- [EXERCISE REQUIREMENTS] Using the data below, gather each line that includes the word "JSON".
[[ RECORDS TO USE, beginning ]]
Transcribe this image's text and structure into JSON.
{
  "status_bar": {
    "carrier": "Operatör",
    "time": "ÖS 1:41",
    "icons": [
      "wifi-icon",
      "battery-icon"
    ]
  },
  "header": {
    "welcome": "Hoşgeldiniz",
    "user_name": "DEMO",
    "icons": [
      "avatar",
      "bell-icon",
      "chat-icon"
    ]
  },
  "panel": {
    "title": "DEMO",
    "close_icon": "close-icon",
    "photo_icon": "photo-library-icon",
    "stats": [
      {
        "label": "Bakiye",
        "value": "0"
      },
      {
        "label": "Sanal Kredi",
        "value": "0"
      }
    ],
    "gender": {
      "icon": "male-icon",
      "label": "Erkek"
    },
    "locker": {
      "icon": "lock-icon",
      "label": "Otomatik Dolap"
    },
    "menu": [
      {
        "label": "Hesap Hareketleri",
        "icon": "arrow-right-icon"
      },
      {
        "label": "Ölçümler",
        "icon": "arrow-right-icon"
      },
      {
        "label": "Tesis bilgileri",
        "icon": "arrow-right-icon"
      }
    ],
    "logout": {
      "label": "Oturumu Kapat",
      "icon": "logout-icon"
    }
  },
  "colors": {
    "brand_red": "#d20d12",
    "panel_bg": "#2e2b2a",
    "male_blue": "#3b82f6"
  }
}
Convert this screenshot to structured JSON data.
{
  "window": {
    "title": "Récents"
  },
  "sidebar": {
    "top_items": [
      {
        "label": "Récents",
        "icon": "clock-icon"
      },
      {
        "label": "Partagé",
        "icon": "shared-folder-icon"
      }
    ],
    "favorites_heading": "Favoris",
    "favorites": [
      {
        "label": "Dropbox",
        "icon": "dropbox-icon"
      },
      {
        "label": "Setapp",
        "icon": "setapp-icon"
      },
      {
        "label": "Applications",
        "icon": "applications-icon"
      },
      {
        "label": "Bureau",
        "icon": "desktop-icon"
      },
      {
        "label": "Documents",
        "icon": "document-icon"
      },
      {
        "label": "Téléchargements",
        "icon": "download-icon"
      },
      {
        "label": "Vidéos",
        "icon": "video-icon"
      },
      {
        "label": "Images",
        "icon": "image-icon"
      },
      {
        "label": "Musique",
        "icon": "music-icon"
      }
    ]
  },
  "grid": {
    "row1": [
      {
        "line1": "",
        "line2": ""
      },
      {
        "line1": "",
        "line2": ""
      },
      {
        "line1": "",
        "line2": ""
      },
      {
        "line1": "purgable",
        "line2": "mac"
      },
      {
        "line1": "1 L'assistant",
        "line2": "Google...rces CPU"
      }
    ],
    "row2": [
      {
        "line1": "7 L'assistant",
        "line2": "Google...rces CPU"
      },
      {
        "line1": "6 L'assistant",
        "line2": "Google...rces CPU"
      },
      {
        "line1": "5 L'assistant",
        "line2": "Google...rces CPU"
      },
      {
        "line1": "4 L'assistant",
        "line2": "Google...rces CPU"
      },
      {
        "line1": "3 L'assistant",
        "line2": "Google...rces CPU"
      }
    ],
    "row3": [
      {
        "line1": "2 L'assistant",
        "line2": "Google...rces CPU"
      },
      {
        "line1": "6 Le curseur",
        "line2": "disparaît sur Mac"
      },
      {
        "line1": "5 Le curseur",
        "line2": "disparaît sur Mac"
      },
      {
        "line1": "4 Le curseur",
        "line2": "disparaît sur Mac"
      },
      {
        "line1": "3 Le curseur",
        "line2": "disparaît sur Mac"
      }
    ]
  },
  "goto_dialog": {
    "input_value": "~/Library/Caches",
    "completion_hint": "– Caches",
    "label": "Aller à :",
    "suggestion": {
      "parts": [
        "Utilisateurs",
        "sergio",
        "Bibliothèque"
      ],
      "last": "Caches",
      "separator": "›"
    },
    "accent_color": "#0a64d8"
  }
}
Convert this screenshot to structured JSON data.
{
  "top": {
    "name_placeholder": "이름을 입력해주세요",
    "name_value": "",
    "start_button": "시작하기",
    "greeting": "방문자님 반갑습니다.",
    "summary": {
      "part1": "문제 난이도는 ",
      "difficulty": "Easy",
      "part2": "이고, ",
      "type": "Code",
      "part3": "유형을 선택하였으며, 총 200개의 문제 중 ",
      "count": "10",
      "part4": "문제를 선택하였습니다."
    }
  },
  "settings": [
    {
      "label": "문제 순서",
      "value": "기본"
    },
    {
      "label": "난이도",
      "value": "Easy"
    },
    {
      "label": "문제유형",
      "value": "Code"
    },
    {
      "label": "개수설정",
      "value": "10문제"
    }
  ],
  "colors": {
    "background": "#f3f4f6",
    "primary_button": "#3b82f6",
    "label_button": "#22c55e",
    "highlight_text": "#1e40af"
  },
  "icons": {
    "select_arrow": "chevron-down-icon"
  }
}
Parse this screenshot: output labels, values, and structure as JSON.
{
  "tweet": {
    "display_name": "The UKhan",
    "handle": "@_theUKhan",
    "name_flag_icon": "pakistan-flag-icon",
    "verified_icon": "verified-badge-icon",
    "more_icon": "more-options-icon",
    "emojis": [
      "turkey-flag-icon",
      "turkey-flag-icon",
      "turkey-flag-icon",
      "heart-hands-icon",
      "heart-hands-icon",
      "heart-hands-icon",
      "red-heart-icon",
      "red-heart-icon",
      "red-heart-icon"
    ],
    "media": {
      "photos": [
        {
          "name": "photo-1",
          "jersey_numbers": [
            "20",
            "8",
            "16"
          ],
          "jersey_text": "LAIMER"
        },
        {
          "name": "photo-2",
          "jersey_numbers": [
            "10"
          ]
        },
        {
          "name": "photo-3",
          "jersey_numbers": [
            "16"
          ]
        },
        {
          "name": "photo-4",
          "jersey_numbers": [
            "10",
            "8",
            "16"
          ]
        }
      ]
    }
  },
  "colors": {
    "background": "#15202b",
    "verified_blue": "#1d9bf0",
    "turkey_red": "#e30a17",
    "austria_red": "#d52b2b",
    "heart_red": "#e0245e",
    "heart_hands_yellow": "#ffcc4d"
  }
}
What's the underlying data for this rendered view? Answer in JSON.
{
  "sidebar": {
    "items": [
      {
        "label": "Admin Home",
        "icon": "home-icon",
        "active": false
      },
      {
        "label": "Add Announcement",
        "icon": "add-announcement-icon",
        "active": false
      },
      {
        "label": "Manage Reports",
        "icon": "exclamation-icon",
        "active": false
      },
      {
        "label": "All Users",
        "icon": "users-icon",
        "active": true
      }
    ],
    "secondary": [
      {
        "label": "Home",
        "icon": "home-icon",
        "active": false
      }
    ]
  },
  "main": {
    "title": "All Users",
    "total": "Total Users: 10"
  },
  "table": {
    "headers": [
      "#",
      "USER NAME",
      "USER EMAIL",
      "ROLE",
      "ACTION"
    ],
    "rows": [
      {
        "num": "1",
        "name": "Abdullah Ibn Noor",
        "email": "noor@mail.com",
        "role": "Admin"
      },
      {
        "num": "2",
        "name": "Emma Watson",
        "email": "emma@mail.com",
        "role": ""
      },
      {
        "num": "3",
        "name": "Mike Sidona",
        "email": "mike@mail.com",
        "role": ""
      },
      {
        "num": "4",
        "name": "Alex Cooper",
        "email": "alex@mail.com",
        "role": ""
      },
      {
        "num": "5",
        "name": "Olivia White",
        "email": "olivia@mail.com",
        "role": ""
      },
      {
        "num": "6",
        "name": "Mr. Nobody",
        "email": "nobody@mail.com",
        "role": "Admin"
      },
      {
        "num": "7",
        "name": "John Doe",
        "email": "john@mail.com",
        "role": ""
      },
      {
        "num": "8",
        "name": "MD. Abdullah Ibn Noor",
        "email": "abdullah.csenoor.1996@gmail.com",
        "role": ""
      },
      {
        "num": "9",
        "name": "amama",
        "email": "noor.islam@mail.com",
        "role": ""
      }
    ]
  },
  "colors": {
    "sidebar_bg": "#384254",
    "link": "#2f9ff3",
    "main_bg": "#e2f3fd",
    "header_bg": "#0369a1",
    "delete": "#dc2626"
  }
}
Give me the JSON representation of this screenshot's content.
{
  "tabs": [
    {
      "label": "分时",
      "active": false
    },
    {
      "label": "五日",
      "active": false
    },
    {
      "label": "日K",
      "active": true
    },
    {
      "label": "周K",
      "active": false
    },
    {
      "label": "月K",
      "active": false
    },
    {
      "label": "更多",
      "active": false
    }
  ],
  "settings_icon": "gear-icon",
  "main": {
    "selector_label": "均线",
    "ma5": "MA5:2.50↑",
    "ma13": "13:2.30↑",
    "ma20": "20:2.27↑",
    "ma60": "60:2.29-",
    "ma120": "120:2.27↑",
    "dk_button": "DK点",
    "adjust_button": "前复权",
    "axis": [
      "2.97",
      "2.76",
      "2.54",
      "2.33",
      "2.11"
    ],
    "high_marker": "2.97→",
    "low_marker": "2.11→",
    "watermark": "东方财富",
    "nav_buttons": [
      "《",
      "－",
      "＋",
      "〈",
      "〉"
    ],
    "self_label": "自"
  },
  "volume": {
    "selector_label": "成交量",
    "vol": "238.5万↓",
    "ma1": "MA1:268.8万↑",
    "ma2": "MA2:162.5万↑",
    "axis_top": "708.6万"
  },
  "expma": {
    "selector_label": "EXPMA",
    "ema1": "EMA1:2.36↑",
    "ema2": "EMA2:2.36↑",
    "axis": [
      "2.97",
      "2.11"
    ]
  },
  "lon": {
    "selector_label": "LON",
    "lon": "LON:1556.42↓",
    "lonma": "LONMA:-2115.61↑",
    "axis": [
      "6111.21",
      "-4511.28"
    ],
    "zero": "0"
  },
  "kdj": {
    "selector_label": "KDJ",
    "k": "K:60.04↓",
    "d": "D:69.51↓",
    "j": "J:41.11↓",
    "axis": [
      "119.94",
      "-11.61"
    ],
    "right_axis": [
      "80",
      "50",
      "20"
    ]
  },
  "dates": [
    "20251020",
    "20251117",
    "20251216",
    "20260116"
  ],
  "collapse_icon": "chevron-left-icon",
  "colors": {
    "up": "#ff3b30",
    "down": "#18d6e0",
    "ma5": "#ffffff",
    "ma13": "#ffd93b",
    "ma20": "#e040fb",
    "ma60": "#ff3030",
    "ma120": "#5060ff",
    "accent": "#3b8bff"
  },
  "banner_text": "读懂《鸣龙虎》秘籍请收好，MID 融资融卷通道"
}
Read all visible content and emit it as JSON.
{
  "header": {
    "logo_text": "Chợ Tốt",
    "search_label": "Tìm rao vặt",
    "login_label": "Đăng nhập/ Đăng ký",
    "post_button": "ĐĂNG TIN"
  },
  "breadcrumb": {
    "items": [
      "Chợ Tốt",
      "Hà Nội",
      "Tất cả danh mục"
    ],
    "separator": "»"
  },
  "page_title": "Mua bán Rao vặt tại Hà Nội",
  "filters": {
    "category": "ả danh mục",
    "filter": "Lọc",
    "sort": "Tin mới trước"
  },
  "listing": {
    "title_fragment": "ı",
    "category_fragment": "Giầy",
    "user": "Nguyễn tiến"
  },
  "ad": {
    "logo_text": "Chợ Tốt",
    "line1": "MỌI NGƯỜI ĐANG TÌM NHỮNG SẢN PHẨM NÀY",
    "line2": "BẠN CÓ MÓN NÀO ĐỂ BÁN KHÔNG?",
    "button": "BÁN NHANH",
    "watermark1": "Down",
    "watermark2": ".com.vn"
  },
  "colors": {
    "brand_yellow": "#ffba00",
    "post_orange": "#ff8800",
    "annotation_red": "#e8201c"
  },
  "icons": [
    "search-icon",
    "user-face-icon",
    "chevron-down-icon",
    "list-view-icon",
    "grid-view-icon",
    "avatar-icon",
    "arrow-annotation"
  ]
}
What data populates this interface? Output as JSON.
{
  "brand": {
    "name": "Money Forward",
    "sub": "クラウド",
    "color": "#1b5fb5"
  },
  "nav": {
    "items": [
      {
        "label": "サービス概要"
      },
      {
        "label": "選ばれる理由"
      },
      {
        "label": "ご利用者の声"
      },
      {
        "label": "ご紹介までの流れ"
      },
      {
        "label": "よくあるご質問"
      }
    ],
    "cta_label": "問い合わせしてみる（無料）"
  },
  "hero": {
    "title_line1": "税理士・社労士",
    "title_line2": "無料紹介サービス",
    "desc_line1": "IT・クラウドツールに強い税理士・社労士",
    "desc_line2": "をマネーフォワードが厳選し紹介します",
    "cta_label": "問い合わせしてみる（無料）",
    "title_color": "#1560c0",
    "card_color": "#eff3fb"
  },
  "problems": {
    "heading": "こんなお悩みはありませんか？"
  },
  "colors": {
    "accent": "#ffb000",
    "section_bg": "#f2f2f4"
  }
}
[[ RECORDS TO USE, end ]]
- [WRITTEN ANSWER]
Transcribe this image's text and structure into JSON.
Convert this screenshot to structured JSON data.
Convert this screenshot to structured JSON data.
Parse this screenshot: output labels, values, and structure as JSON.
What's the underlying data for this rendered view? Answer in JSON.
Give me the JSON representation of this screenshot's content.
Read all visible content and emit it as JSON.
What data populates this interface? Output as JSON.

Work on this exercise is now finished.